A Senate Hill Republican predicted that “as senators learn how close we were to giving away the store to Iran, there will be a bipartisan demand for increased sanctions without delay. I think most people are just in a state of shock — even those who suspected we were offering a bad deal didn’t think it was as bad as it was.”
Meanwhile, Josh Block, executive director of the Israel Project, said in an e-mail, “Hearing Chairman Menendez call for moving ahead with sanctions legislation underscores the deep bipartisan understanding that additional financial pressure provides the best chance to peaceably stop Iran. Talk of a deal that would leave Iran enriching, or building centrifuges, or working on their plutonium track will clearly not pass muster on the Hill and [would] intensify support for sanctions. And actually consummating a deal even more so. ”

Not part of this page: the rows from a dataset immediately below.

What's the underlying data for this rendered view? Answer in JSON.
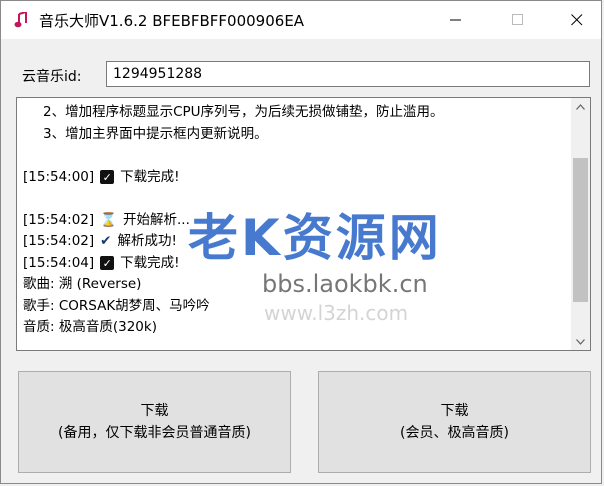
{
  "window": {
    "title": "音乐大师V1.6.2 BFEBFBFF000906EA",
    "icon": "music-note-icon",
    "accent_color": "#c2185b"
  },
  "form": {
    "id_label": "云音乐id:",
    "id_value": "1294951288"
  },
  "log": {
    "lines": [
      {
        "indent": true,
        "text": "2、增加程序标题显示CPU序列号，为后续无损做铺垫，防止滥用。"
      },
      {
        "indent": true,
        "text": "3、增加主界面中提示框内更新说明。"
      },
      {
        "blank": true
      },
      {
        "time": "[15:54:00]",
        "icon": "check-box-icon",
        "text": "下载完成!"
      },
      {
        "blank": true
      },
      {
        "time": "[15:54:02]",
        "icon": "hourglass-icon",
        "text": "开始解析..."
      },
      {
        "time": "[15:54:02]",
        "icon": "checkmark-icon",
        "text": "解析成功!"
      },
      {
        "time": "[15:54:04]",
        "icon": "check-box-icon",
        "text": "下载完成!"
      },
      {
        "text": "歌曲: 溯 (Reverse)"
      },
      {
        "text": "歌手: CORSAK胡梦周、马吟吟"
      },
      {
        "text": "音质: 极高音质(320k)"
      }
    ]
  },
  "watermark": {
    "main": "老K资源网",
    "url": "bbs.laokbk.cn",
    "url2": "www.l3zh.com"
  },
  "buttons": {
    "download_backup_title": "下载",
    "download_backup_sub": "(备用，仅下载非会员普通音质)",
    "download_vip_title": "下载",
    "download_vip_sub": "(会员、极高音质)"
  }
}
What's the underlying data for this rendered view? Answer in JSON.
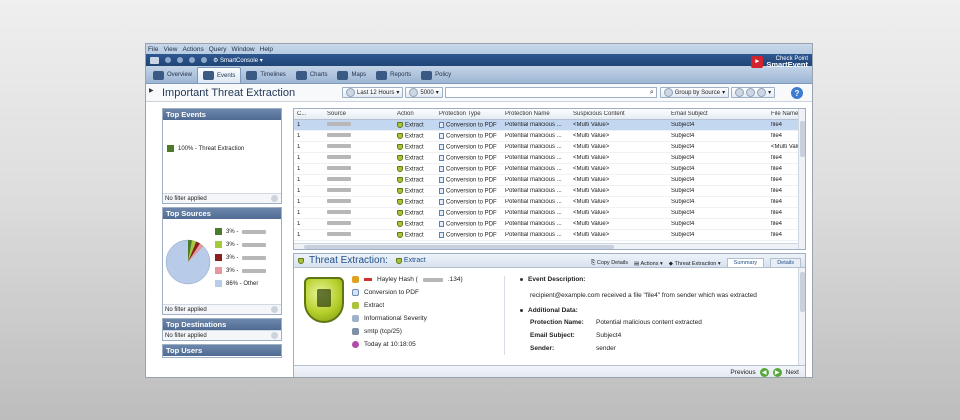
{
  "menu": [
    "File",
    "View",
    "Actions",
    "Query",
    "Window",
    "Help"
  ],
  "quickbar": {
    "console_label": "SmartConsole"
  },
  "brand": {
    "line1": "Check Point",
    "line2": "SmartEvent"
  },
  "ribbon_tabs": [
    {
      "label": "Overview",
      "icon": "gauge-icon"
    },
    {
      "label": "Events",
      "icon": "events-icon",
      "active": true
    },
    {
      "label": "Timelines",
      "icon": "clock-icon"
    },
    {
      "label": "Charts",
      "icon": "bar-chart-icon"
    },
    {
      "label": "Maps",
      "icon": "globe-icon"
    },
    {
      "label": "Reports",
      "icon": "reports-icon"
    },
    {
      "label": "Policy",
      "icon": "policy-icon"
    }
  ],
  "titlebar": {
    "title": "Important Threat Extraction",
    "time_range": "Last 12 Hours",
    "limit": "5000",
    "group_by": "Group by Source",
    "help": "?"
  },
  "sidebar": {
    "top_events": {
      "title": "Top Events",
      "legend": "100% - Threat Extraction",
      "color": "#4c7a2b",
      "footer": "No filter applied"
    },
    "top_sources": {
      "title": "Top Sources",
      "items": [
        {
          "pct": "3% -",
          "color": "#4c7a2b"
        },
        {
          "pct": "3% -",
          "color": "#a4c93a"
        },
        {
          "pct": "3% -",
          "color": "#8a1f1f"
        },
        {
          "pct": "3% -",
          "color": "#e6969c"
        },
        {
          "pct": "86% - Other",
          "color": "#b8cbe8"
        }
      ],
      "footer": "No filter applied"
    },
    "top_destinations": {
      "title": "Top Destinations",
      "footer": "No filter applied"
    },
    "top_users": {
      "title": "Top Users"
    }
  },
  "grid": {
    "columns": [
      "C...",
      "Source",
      "Action",
      "Protection Type",
      "Protection Name",
      "Suspicious Content",
      "Email Subject",
      "File Name"
    ],
    "rows": [
      {
        "count": "1",
        "action": "Extract",
        "ptype": "Conversion to PDF",
        "pname": "Potential malicious ...",
        "susp": "<Multi Value>",
        "subj": "Subject4",
        "file": "file4"
      },
      {
        "count": "1",
        "action": "Extract",
        "ptype": "Conversion to PDF",
        "pname": "Potential malicious ...",
        "susp": "<Multi Value>",
        "subj": "Subject4",
        "file": "file4"
      },
      {
        "count": "1",
        "action": "Extract",
        "ptype": "Conversion to PDF",
        "pname": "Potential malicious ...",
        "susp": "<Multi Value>",
        "subj": "Subject4",
        "file": "<Multi Value>"
      },
      {
        "count": "1",
        "action": "Extract",
        "ptype": "Conversion to PDF",
        "pname": "Potential malicious ...",
        "susp": "<Multi Value>",
        "subj": "Subject4",
        "file": "file4"
      },
      {
        "count": "1",
        "action": "Extract",
        "ptype": "Conversion to PDF",
        "pname": "Potential malicious ...",
        "susp": "<Multi Value>",
        "subj": "Subject4",
        "file": "file4"
      },
      {
        "count": "1",
        "action": "Extract",
        "ptype": "Conversion to PDF",
        "pname": "Potential malicious ...",
        "susp": "<Multi Value>",
        "subj": "Subject4",
        "file": "file4"
      },
      {
        "count": "1",
        "action": "Extract",
        "ptype": "Conversion to PDF",
        "pname": "Potential malicious ...",
        "susp": "<Multi Value>",
        "subj": "Subject4",
        "file": "file4"
      },
      {
        "count": "1",
        "action": "Extract",
        "ptype": "Conversion to PDF",
        "pname": "Potential malicious ...",
        "susp": "<Multi Value>",
        "subj": "Subject4",
        "file": "file4"
      },
      {
        "count": "1",
        "action": "Extract",
        "ptype": "Conversion to PDF",
        "pname": "Potential malicious ...",
        "susp": "<Multi Value>",
        "subj": "Subject4",
        "file": "file4"
      },
      {
        "count": "1",
        "action": "Extract",
        "ptype": "Conversion to PDF",
        "pname": "Potential malicious ...",
        "susp": "<Multi Value>",
        "subj": "Subject4",
        "file": "file4"
      },
      {
        "count": "1",
        "action": "Extract",
        "ptype": "Conversion to PDF",
        "pname": "Potential malicious ...",
        "susp": "<Multi Value>",
        "subj": "Subject4",
        "file": "file4"
      }
    ]
  },
  "detail": {
    "title": "Threat Extraction:",
    "action": "Extract",
    "tools": {
      "copy": "Copy Details",
      "actions": "Actions",
      "te": "Threat Extraction"
    },
    "tabs": [
      "Summary",
      "Details"
    ],
    "props": [
      {
        "text": "Hayley Hash (",
        "suffix": ".134)",
        "icon": "user-icon"
      },
      {
        "text": "Conversion to PDF",
        "icon": "document-icon"
      },
      {
        "text": "Extract",
        "icon": "shield-icon"
      },
      {
        "text": "Informational Severity",
        "icon": "severity-icon"
      },
      {
        "text": "smtp (tcp/25)",
        "icon": "service-icon"
      },
      {
        "text": "Today at 10:18:05",
        "icon": "clock-icon"
      }
    ],
    "event_description_label": "Event Description:",
    "event_description": "recipient@example.com received a file \"file4\" from sender which was extracted",
    "additional_label": "Additional Data:",
    "kv": [
      {
        "k": "Protection Name:",
        "v": "Potential malicious content extracted"
      },
      {
        "k": "Email Subject:",
        "v": "Subject4"
      },
      {
        "k": "Sender:",
        "v": "sender"
      }
    ]
  },
  "nav": {
    "prev": "Previous",
    "next": "Next"
  },
  "colors": {
    "accent": "#1e4f8a",
    "header_blue": "#4f6b93",
    "selected_row": "#c3d7f0"
  }
}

Congress, pro-Israel groups and our Sunni Arab allies, all of whom appreciate this was a near miss, worry that the president would grant practically any concession for his “peace in our time” moment. A source at a Jewish organization who was not authorized to speak on the record told me on Sunday, “Now that a diplomatic fiasco has been at least temporarily averted in Geneva, the Senate can send a message of congressional strength by moving a solid package of enhanced sanctions this coming week.” Meanwhile, the Orthodox Union released a statement, “The pressure of these sanctions brought Iranian leaders to the negotiating table. In recent weeks, the Obama Administration has sought to delay Congress legislating further sanctions. And, based on reports of the just concluded talks in Geneva, it appears that the U.S. is prepared to relieve the existing sanctions for what appears to be little movement toward the stated goal of ending the prospect of Iran having nuclear weapons capability. This state of affairs is at odds with the critical interests of the United States and is at odds with the policy goals and assurances President Obama has repeatedly announced.”

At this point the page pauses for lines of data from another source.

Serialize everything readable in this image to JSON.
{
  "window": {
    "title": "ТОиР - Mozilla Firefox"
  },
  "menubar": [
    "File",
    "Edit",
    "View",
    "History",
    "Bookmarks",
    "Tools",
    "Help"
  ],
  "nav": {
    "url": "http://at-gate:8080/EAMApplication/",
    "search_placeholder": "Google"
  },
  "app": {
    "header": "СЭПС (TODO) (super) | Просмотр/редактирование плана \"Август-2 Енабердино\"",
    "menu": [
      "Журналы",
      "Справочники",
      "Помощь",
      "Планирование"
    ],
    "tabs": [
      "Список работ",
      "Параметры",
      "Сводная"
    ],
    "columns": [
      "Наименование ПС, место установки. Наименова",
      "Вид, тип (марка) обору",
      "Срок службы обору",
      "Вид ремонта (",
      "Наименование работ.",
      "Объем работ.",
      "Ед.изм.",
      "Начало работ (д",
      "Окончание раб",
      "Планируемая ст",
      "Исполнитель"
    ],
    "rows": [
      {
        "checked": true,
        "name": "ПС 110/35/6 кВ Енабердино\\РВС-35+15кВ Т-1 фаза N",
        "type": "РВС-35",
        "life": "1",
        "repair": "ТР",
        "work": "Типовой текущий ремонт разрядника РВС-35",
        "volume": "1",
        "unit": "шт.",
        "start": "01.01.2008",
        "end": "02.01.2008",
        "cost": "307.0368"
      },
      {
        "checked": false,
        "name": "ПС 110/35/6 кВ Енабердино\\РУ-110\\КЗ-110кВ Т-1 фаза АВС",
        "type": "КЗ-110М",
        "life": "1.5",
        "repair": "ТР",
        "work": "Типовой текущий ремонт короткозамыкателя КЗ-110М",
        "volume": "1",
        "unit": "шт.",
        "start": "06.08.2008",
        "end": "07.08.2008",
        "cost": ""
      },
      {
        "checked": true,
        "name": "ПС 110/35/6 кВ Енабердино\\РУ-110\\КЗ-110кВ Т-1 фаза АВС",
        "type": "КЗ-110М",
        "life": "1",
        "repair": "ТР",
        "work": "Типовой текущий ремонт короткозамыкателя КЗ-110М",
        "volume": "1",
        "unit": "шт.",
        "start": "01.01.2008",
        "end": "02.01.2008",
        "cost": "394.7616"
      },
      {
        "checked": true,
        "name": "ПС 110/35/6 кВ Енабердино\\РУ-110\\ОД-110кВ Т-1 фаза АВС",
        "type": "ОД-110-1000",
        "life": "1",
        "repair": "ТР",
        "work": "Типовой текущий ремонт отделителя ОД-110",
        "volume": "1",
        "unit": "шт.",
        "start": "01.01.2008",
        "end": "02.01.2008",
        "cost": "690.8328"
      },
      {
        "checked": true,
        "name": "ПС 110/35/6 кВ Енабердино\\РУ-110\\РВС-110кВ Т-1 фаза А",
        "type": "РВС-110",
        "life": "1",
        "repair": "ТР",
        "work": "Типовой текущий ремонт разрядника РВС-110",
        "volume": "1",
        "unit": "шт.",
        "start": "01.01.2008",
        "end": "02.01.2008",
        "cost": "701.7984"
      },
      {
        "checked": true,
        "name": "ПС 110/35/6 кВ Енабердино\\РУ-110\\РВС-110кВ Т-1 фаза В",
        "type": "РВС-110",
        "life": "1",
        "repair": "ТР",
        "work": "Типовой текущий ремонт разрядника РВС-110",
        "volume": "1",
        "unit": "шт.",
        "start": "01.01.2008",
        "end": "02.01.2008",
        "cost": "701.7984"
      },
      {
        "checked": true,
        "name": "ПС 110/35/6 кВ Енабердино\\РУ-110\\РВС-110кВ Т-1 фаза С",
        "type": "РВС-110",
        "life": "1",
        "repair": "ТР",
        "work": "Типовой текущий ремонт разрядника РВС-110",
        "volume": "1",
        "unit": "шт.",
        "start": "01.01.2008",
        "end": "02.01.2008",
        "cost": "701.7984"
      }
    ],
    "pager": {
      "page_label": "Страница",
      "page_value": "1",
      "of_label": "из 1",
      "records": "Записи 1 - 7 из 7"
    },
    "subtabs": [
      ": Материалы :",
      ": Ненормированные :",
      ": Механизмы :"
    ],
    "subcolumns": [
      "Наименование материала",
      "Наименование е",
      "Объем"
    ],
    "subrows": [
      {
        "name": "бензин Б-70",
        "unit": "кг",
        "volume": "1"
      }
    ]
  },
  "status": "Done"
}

In its effort to claim a foreign policy victory, the administration has confirmed critics’ worst fears about its unwillingness to stand up to Iran. The administration also has deepened the sense domestically and internationally that the president cannot be trusted. As his second term spins out of control, we can only hope that in his weakened state he will be unable to defy allies and bipartisan push-back at home.

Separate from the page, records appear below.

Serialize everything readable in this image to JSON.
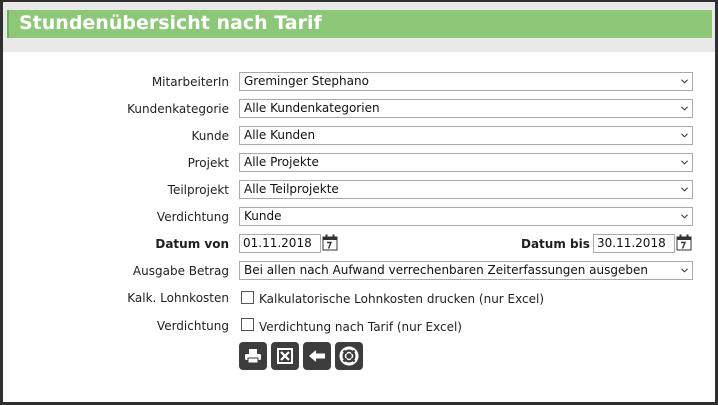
{
  "title": "Stundenübersicht nach Tarif",
  "fields": {
    "mitarbeiter": {
      "label": "MitarbeiterIn",
      "value": "Greminger Stephano"
    },
    "kundenkategorie": {
      "label": "Kundenkategorie",
      "value": "Alle Kundenkategorien"
    },
    "kunde": {
      "label": "Kunde",
      "value": "Alle Kunden"
    },
    "projekt": {
      "label": "Projekt",
      "value": "Alle Projekte"
    },
    "teilprojekt": {
      "label": "Teilprojekt",
      "value": "Alle Teilprojekte"
    },
    "verdichtung": {
      "label": "Verdichtung",
      "value": "Kunde"
    },
    "datum_von": {
      "label": "Datum von",
      "value": "01.11.2018"
    },
    "datum_bis": {
      "label": "Datum bis",
      "value": "30.11.2018"
    },
    "ausgabe_betrag": {
      "label": "Ausgabe Betrag",
      "value": "Bei allen nach Aufwand verrechenbaren Zeiterfassungen ausgeben"
    },
    "lohnkosten": {
      "label": "Kalk. Lohnkosten",
      "text": "Kalkulatorische Lohnkosten drucken (nur Excel)",
      "checked": false
    },
    "verdichtung_tarif": {
      "label": "Verdichtung",
      "text": "Verdichtung nach Tarif (nur Excel)",
      "checked": false
    }
  },
  "buttons": [
    {
      "icon": "print-icon"
    },
    {
      "icon": "excel-icon"
    },
    {
      "icon": "back-arrow-icon"
    },
    {
      "icon": "help-lifebuoy-icon"
    }
  ],
  "colors": {
    "title_bar": "#8dc878",
    "button_bg": "#3d3d3d"
  }
}
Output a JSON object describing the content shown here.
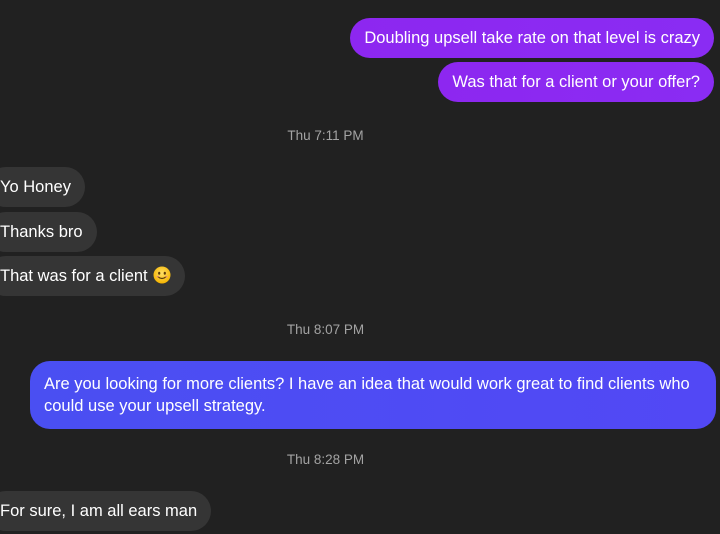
{
  "messages": {
    "out1": "Doubling upsell take rate on that level is crazy",
    "out2": "Was that for a client or your offer?",
    "ts1": "Thu 7:11 PM",
    "in1": "Yo Honey",
    "in2": "Thanks bro",
    "in3": "That was for a client",
    "in3_emoji": "smiling-face-icon",
    "ts2": "Thu 8:07 PM",
    "out3": "Are you looking for more clients? I have an idea that would work great to find clients who could use your upsell strategy.",
    "ts3": "Thu 8:28 PM",
    "in4": "For sure, I am all ears man"
  },
  "colors": {
    "background": "#212121",
    "outgoing_purple": "#8a2cf3",
    "outgoing_blue": "#4f4bf3",
    "incoming_gray": "#353535",
    "timestamp": "#a3a3a3"
  }
}
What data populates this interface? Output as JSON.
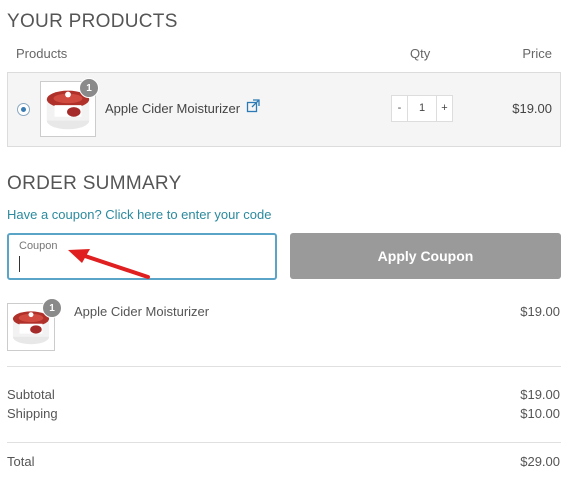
{
  "products_section": {
    "title": "YOUR PRODUCTS",
    "columns": {
      "products": "Products",
      "qty": "Qty",
      "price": "Price"
    },
    "item": {
      "name": "Apple Cider Moisturizer",
      "badge_count": "1",
      "qty": "1",
      "minus_label": "-",
      "plus_label": "+",
      "price": "$19.00"
    }
  },
  "order_summary": {
    "title": "ORDER SUMMARY",
    "coupon_link": "Have a coupon? Click here to enter your code",
    "coupon_label": "Coupon",
    "coupon_value": "",
    "apply_button": "Apply Coupon",
    "item": {
      "name": "Apple Cider Moisturizer",
      "badge_count": "1",
      "price": "$19.00"
    },
    "subtotal_label": "Subtotal",
    "subtotal_value": "$19.00",
    "shipping_label": "Shipping",
    "shipping_value": "$10.00",
    "total_label": "Total",
    "total_value": "$29.00"
  },
  "colors": {
    "accent_link": "#2b8a9e",
    "focus_border": "#5aa4c8",
    "button_bg": "#9a9a9a",
    "annotation_arrow": "#e02020"
  },
  "icons": [
    "external-link-icon",
    "product-thumbnail",
    "annotation-arrow"
  ]
}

UPDATE: Sen. Mark Kirk (R-Ill.) has put out a useful chart depicting the awful deal Kerry was attempting to broker.